Table of Contents
1. The Historical Emergence of Christian Fundamentalism as a Social Movement
2. Method of Inquiry
3. Introducing the Participants and Journeys of Change and Renewal I
4. Journeys of Change and Renewal II
5. The Shaping of Identity through the Lens of Truth
6. The Shaping of Identity through the Lens of Power
7. The Shaping of Identity through the Lens of the Self: The Resistance and Anti-pastoral Revolt of Docile Bodies
8. Narratives of Laughter and a New Ideological Becoming
9. Co-construction: what is the role of the interviewer in the construction of identity stories?

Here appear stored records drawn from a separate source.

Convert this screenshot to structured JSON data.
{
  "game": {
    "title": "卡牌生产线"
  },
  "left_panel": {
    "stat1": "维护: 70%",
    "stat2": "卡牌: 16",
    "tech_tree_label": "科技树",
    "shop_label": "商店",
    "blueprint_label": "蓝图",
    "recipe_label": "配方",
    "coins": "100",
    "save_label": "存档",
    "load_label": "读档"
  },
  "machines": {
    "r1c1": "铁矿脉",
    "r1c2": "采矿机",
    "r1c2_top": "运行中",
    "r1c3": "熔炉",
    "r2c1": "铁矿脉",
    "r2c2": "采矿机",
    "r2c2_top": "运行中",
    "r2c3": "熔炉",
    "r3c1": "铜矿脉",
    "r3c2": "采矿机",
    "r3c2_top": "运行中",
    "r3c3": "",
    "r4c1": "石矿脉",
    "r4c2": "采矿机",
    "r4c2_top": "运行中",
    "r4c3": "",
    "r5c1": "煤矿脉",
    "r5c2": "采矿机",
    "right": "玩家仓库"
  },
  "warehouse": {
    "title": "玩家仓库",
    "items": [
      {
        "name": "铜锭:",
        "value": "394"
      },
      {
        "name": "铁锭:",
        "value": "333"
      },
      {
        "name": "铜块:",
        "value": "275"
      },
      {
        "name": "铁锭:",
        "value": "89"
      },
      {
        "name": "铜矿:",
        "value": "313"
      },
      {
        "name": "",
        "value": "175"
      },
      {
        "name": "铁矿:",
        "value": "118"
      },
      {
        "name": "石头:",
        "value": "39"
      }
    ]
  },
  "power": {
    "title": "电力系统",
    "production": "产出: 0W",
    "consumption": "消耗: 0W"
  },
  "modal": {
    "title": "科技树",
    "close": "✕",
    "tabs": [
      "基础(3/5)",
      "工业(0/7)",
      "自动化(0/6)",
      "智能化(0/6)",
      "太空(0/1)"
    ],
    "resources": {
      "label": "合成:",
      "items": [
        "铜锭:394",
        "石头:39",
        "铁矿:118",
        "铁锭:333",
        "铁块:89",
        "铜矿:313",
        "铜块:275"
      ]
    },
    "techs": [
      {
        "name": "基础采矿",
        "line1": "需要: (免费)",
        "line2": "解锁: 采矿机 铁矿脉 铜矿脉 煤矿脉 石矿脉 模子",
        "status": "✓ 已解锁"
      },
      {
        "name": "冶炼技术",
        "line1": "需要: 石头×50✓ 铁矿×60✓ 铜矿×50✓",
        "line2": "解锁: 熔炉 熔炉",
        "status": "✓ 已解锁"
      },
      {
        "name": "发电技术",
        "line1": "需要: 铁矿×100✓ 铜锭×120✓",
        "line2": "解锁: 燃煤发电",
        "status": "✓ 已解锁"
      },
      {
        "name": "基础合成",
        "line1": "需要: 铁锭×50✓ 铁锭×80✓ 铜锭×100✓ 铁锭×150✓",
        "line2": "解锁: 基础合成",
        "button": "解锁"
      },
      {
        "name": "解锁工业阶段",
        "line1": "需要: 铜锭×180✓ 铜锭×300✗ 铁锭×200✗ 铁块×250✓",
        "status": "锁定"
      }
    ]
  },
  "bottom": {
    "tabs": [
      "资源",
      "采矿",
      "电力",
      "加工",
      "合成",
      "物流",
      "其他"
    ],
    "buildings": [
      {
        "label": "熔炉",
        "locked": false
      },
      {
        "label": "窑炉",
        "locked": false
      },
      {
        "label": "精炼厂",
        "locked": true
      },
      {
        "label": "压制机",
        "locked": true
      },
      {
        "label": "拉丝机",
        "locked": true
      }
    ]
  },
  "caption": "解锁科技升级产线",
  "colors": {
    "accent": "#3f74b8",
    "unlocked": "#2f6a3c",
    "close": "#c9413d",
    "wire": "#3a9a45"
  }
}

Josie McSkimming is a former church insider of the Sydney evangelical church, and has spent many years counselling Christians about their personal experience of Christian fundamentalism and its effects on their sense of identity. She has described her research into the identity change of those who exit Christian fundamentalism in the recently published book, Constructing Narratives of Continuity and Change (edited by Hazel Reid and Linden West, Routledge, 2014), as well as other articles about how her own exit from fundamentalism affects her therapeutic work with Christian clients.